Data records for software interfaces
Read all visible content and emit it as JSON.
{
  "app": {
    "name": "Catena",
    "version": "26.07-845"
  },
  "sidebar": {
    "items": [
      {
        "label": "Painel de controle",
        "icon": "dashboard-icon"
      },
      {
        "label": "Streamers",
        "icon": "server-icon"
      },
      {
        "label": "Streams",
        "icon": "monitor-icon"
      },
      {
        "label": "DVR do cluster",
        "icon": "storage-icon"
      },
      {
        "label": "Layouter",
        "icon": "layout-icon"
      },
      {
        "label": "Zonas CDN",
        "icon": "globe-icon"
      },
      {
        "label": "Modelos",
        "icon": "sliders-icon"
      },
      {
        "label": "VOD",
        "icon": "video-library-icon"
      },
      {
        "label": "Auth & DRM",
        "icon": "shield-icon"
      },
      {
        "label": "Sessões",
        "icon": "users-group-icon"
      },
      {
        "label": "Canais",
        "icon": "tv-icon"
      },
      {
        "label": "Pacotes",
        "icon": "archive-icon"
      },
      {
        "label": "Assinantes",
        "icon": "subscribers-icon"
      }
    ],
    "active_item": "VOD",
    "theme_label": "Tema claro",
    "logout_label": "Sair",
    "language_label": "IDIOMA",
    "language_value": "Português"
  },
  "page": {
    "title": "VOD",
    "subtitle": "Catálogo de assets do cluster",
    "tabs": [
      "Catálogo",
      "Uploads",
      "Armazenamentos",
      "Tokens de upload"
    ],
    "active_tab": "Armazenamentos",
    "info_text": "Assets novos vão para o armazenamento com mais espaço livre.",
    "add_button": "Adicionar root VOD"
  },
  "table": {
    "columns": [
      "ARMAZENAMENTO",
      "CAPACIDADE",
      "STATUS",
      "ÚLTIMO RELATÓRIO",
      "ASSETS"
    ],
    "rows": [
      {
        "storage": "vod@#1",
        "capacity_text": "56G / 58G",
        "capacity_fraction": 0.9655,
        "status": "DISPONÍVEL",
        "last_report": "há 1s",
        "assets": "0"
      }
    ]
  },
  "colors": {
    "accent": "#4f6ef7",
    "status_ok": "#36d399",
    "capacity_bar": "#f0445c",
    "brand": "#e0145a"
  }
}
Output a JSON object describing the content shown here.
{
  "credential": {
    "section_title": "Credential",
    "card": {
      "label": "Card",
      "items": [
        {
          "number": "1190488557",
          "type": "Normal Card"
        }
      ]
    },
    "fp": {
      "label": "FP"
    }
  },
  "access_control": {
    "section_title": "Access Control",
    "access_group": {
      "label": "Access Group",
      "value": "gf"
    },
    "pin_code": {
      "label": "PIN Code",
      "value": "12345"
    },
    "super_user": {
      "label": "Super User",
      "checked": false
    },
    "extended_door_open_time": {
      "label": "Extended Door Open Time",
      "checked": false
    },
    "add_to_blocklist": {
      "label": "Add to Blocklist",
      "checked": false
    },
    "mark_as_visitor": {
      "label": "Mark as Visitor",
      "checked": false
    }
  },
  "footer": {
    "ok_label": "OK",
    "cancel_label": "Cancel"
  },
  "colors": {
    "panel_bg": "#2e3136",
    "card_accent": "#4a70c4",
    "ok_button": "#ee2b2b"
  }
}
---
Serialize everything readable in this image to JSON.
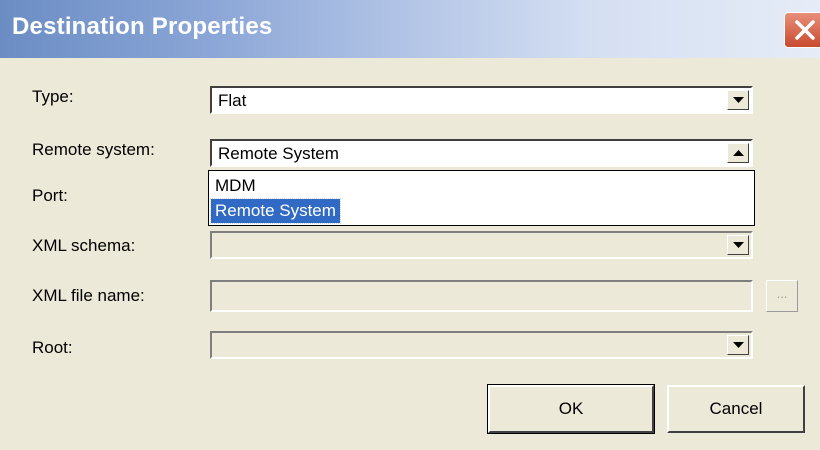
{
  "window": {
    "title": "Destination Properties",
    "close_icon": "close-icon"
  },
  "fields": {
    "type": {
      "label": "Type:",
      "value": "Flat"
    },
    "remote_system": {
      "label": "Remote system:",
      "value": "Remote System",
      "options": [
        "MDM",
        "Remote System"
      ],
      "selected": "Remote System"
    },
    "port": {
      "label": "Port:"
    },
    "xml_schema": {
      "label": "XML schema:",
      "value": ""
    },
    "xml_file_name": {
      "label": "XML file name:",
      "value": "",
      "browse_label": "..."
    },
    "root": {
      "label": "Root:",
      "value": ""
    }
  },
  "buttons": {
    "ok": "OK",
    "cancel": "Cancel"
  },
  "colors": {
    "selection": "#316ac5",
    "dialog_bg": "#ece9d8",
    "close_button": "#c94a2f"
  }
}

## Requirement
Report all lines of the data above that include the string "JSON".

## Response to this exercise
Read all visible content and emit it as JSON.
Output a JSON object describing the content shown here.
Serialize everything readable in this image to JSON.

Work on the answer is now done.